━━━━━ PROVIDED MATERIAL ━━━━━

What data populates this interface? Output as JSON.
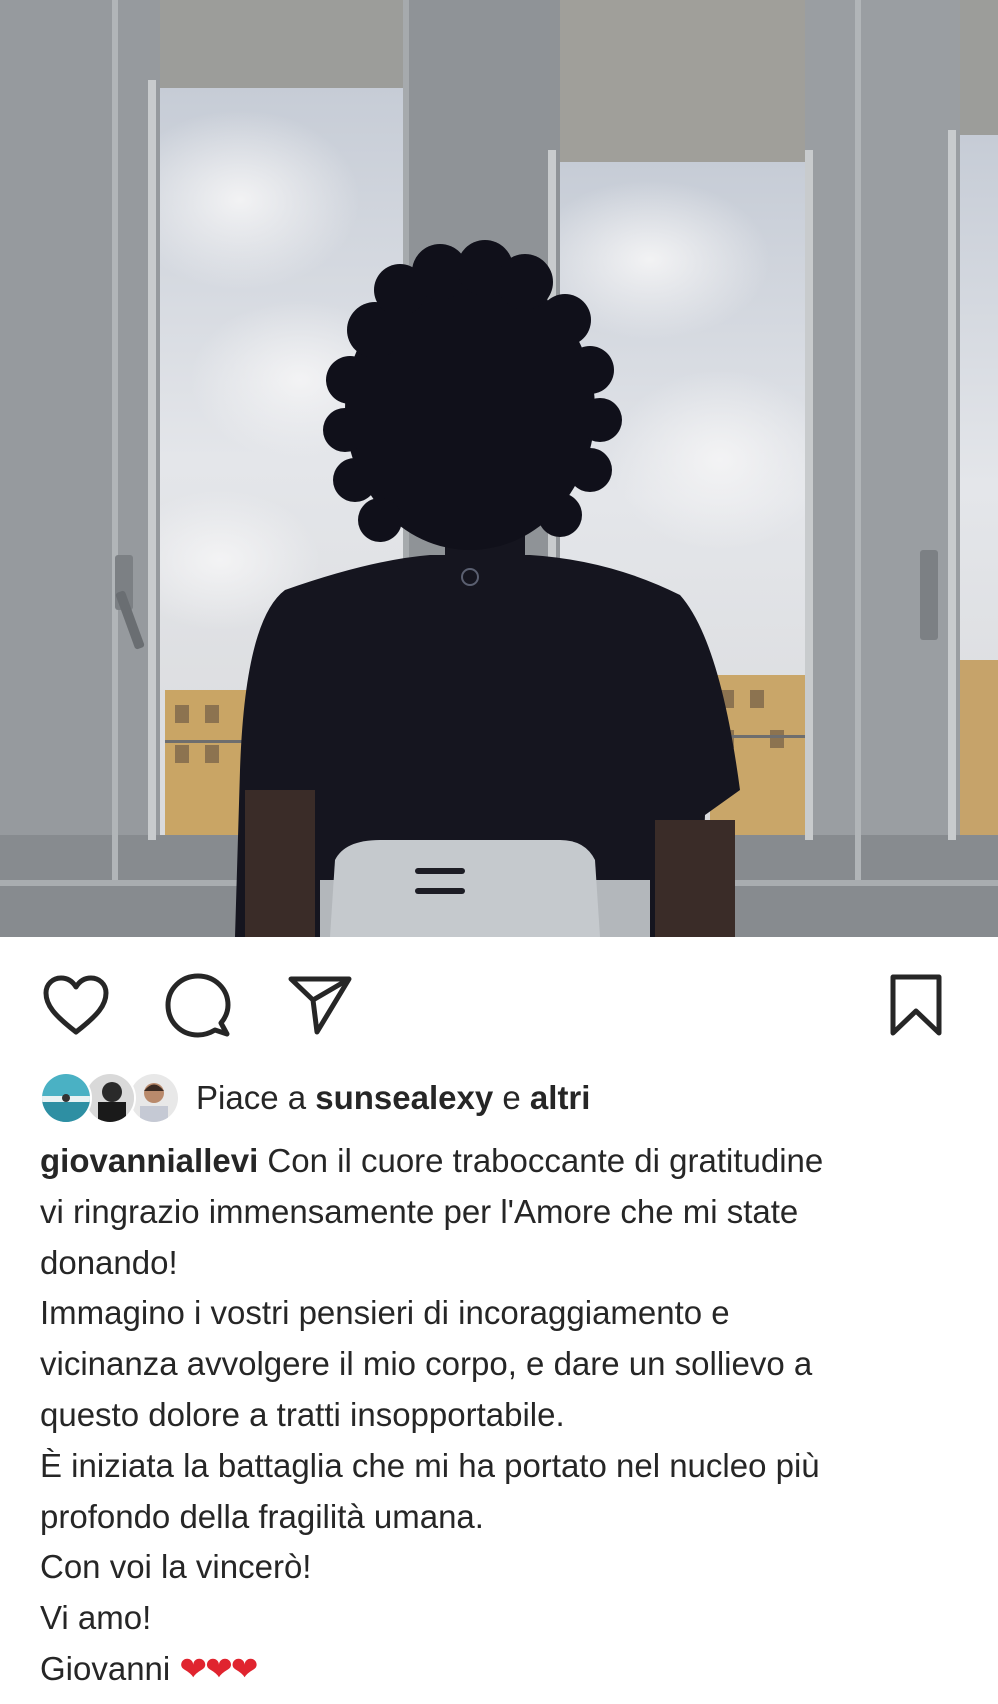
{
  "post": {
    "username": "giovanniallevi",
    "likes": {
      "prefix": "Piace a",
      "user": "sunsealexy",
      "conjunction": "e",
      "others": "altri"
    },
    "caption": {
      "first_line_text": "Con il cuore traboccante di gratitudine",
      "lines": [
        "vi ringrazio immensamente per l'Amore che mi state",
        "donando!",
        "Immagino i vostri pensieri di incoraggiamento e",
        "vicinanza avvolgere il mio corpo, e dare un sollievo a",
        "questo dolore a tratti insopportabile.",
        "È iniziata la battaglia che mi ha portato nel nucleo più",
        "profondo della fragilità umana.",
        "Con voi la vincerò!",
        "Vi amo!"
      ],
      "signature": "Giovanni",
      "emoji": "❤❤❤"
    }
  },
  "icons": {
    "like": "heart-outline-icon",
    "comment": "comment-bubble-icon",
    "share": "paper-plane-icon",
    "save": "bookmark-outline-icon"
  },
  "colors": {
    "text": "#262626",
    "heart_emoji": "#e0242f",
    "background": "#ffffff"
  }
}
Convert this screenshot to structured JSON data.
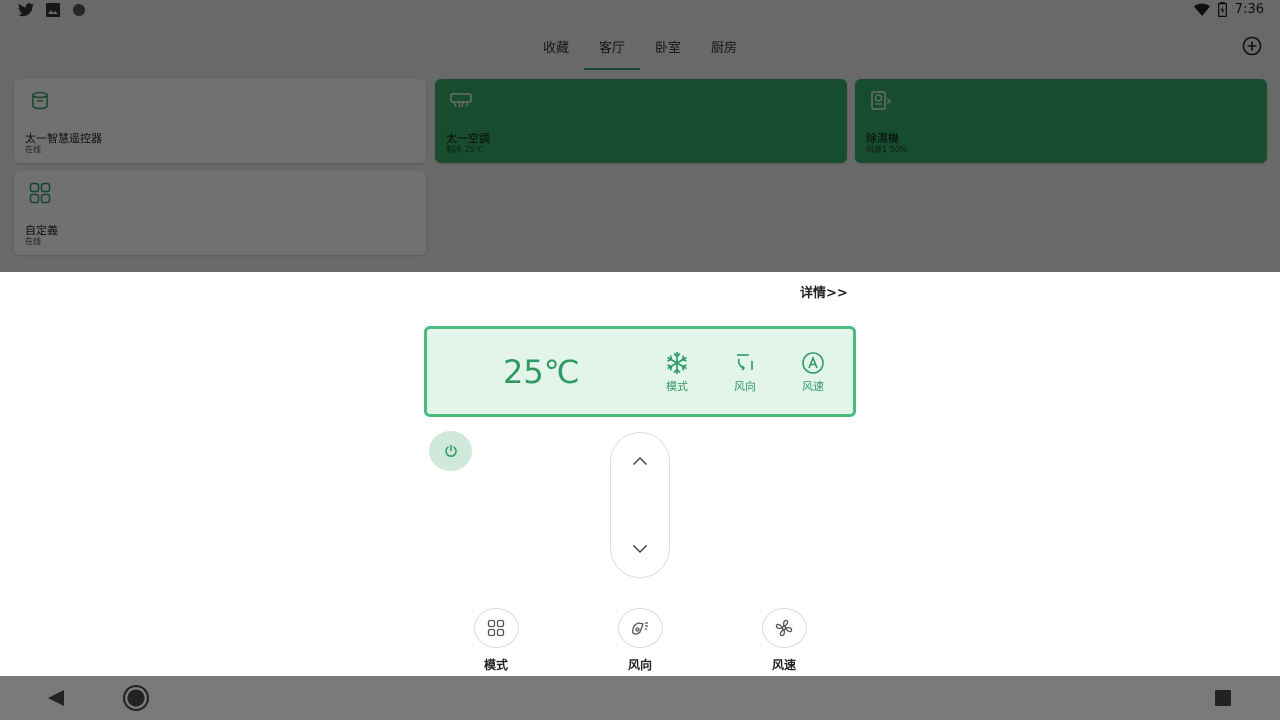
{
  "status_bar": {
    "time": "7:36",
    "left_icons": [
      "twitter-icon",
      "image-icon",
      "circle-icon"
    ],
    "right_icons": [
      "wifi-icon",
      "battery-icon"
    ]
  },
  "tabs": [
    {
      "label": "收藏",
      "active": false
    },
    {
      "label": "客厅",
      "active": true
    },
    {
      "label": "卧室",
      "active": false
    },
    {
      "label": "厨房",
      "active": false
    }
  ],
  "devices": [
    {
      "title": "太一智慧遥控器",
      "subtitle": "在线",
      "icon": "remote-icon",
      "highlighted": false
    },
    {
      "title": "太一空調",
      "subtitle": "制冷 25℃",
      "icon": "air-conditioner-icon",
      "highlighted": true
    },
    {
      "title": "除濕機",
      "subtitle": "风速1 50%",
      "icon": "dehumidifier-icon",
      "highlighted": true
    },
    {
      "title": "自定義",
      "subtitle": "在线",
      "icon": "grid-icon",
      "highlighted": false
    }
  ],
  "sheet": {
    "details_link": "详情>>",
    "display": {
      "temperature": "25℃",
      "mode_label": "模式",
      "direction_label": "风向",
      "speed_label": "风速"
    },
    "controls": [
      {
        "label": "模式",
        "icon": "grid-icon"
      },
      {
        "label": "风向",
        "icon": "wind-direction-icon"
      },
      {
        "label": "风速",
        "icon": "fan-icon"
      }
    ]
  },
  "colors": {
    "accent": "#2f9a63",
    "card_green": "#34a866",
    "display_bg": "#e3f4ea"
  }
}
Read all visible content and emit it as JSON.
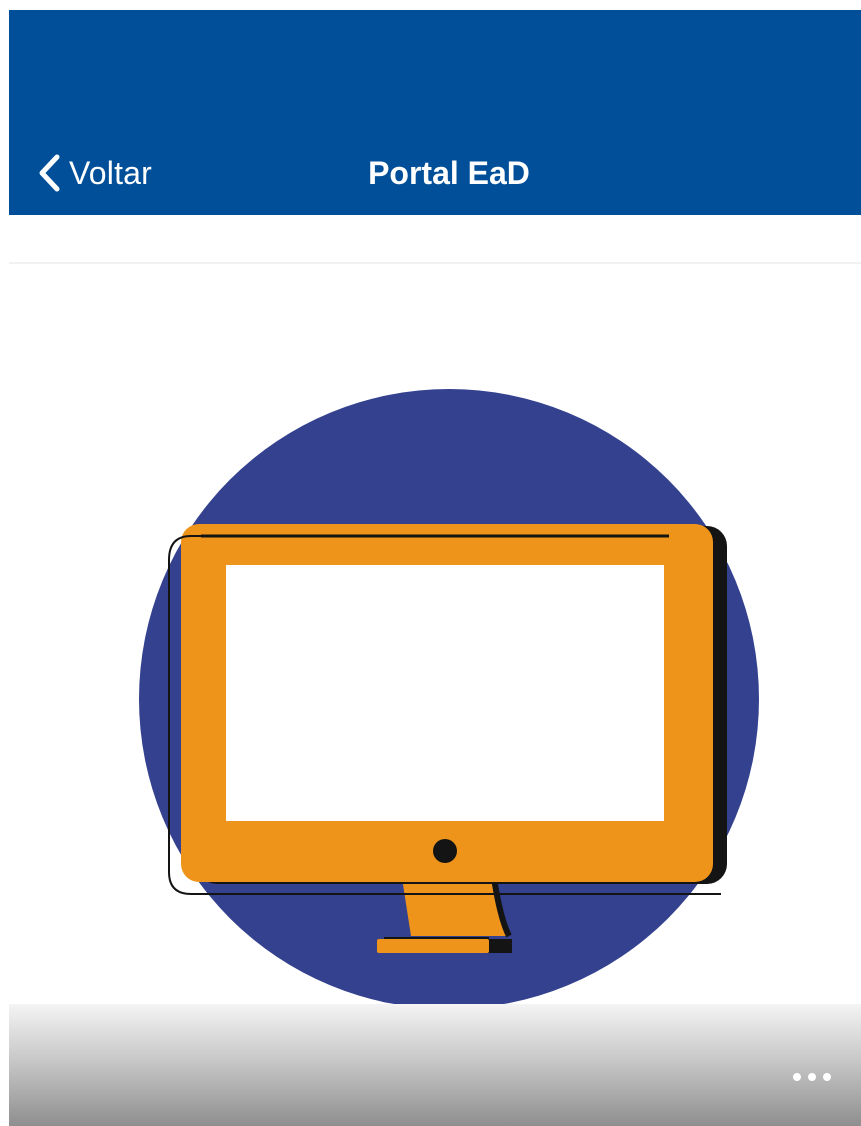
{
  "navbar": {
    "back_label": "Voltar",
    "title": "Portal EaD",
    "background_color": "#024f99",
    "back_icon": "chevron-left-icon"
  },
  "hero": {
    "illustration": "computer-monitor-illustration",
    "colors": {
      "circle": "#33418f",
      "monitor": "#ee941b",
      "screen": "#ffffff",
      "outline": "#141414"
    }
  },
  "footer_bar": {
    "more_icon": "more-horizontal-icon"
  }
}
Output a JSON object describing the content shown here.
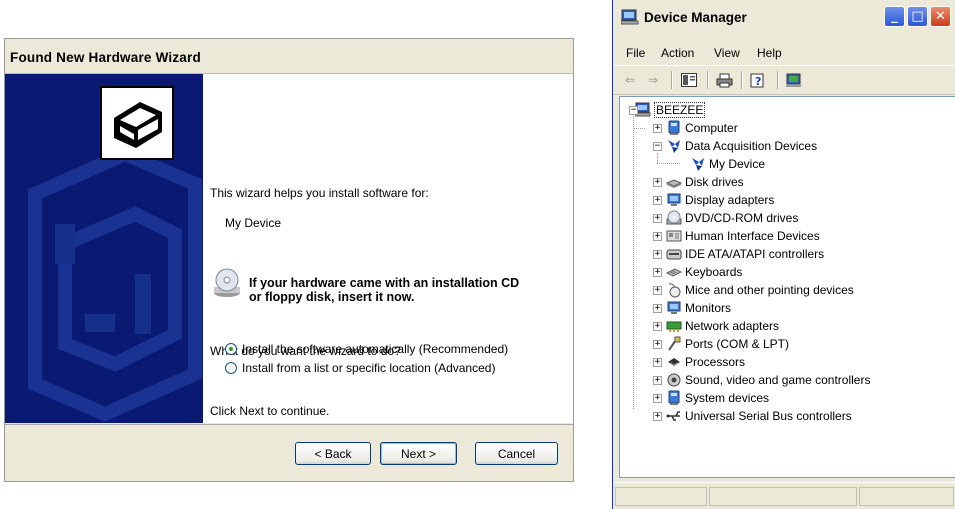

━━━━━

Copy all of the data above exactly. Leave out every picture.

What data populates this interface? Output as JSON.
{
  "post": {
    "username": "giovanniallevi",
    "likes": {
      "prefix": "Piace a",
      "user": "sunsealexy",
      "conjunction": "e",
      "others": "altri"
    },
    "caption": {
      "first_line_text": "Con il cuore traboccante di gratitudine",
      "lines": [
        "vi ringrazio immensamente per l'Amore che mi state",
        "donando!",
        "Immagino i vostri pensieri di incoraggiamento e",
        "vicinanza avvolgere il mio corpo, e dare un sollievo a",
        "questo dolore a tratti insopportabile.",
        "È iniziata la battaglia che mi ha portato nel nucleo più",
        "profondo della fragilità umana.",
        "Con voi la vincerò!",
        "Vi amo!"
      ],
      "signature": "Giovanni",
      "emoji": "❤❤❤"
    }
  },
  "icons": {
    "like": "heart-outline-icon",
    "comment": "comment-bubble-icon",
    "share": "paper-plane-icon",
    "save": "bookmark-outline-icon"
  },
  "colors": {
    "text": "#262626",
    "heart_emoji": "#e0242f",
    "background": "#ffffff"
  }
}
Convert this screenshot to structured JSON data.
{
  "status_bar": {
    "time": "7:36",
    "left_icons": [
      "twitter-icon",
      "image-icon",
      "circle-icon"
    ],
    "right_icons": [
      "wifi-icon",
      "battery-icon"
    ]
  },
  "tabs": [
    {
      "label": "收藏",
      "active": false
    },
    {
      "label": "客厅",
      "active": true
    },
    {
      "label": "卧室",
      "active": false
    },
    {
      "label": "厨房",
      "active": false
    }
  ],
  "devices": [
    {
      "title": "太一智慧遥控器",
      "subtitle": "在线",
      "icon": "remote-icon",
      "highlighted": false
    },
    {
      "title": "太一空調",
      "subtitle": "制冷 25℃",
      "icon": "air-conditioner-icon",
      "highlighted": true
    },
    {
      "title": "除濕機",
      "subtitle": "风速1 50%",
      "icon": "dehumidifier-icon",
      "highlighted": true
    },
    {
      "title": "自定義",
      "subtitle": "在线",
      "icon": "grid-icon",
      "highlighted": false
    }
  ],
  "sheet": {
    "details_link": "详情>>",
    "display": {
      "temperature": "25℃",
      "mode_label": "模式",
      "direction_label": "风向",
      "speed_label": "风速"
    },
    "controls": [
      {
        "label": "模式",
        "icon": "grid-icon"
      },
      {
        "label": "风向",
        "icon": "wind-direction-icon"
      },
      {
        "label": "风速",
        "icon": "fan-icon"
      }
    ]
  },
  "colors": {
    "accent": "#2f9a63",
    "card_green": "#34a866",
    "display_bg": "#e3f4ea"
  }
}
Read all visible content and emit it as JSON.
{
  "navbar": {
    "back_label": "Voltar",
    "title": "Portal EaD",
    "background_color": "#024f99",
    "back_icon": "chevron-left-icon"
  },
  "hero": {
    "illustration": "computer-monitor-illustration",
    "colors": {
      "circle": "#33418f",
      "monitor": "#ee941b",
      "screen": "#ffffff",
      "outline": "#141414"
    }
  },
  "footer_bar": {
    "more_icon": "more-horizontal-icon"
  }
}
Output a JSON object describing the content shown here.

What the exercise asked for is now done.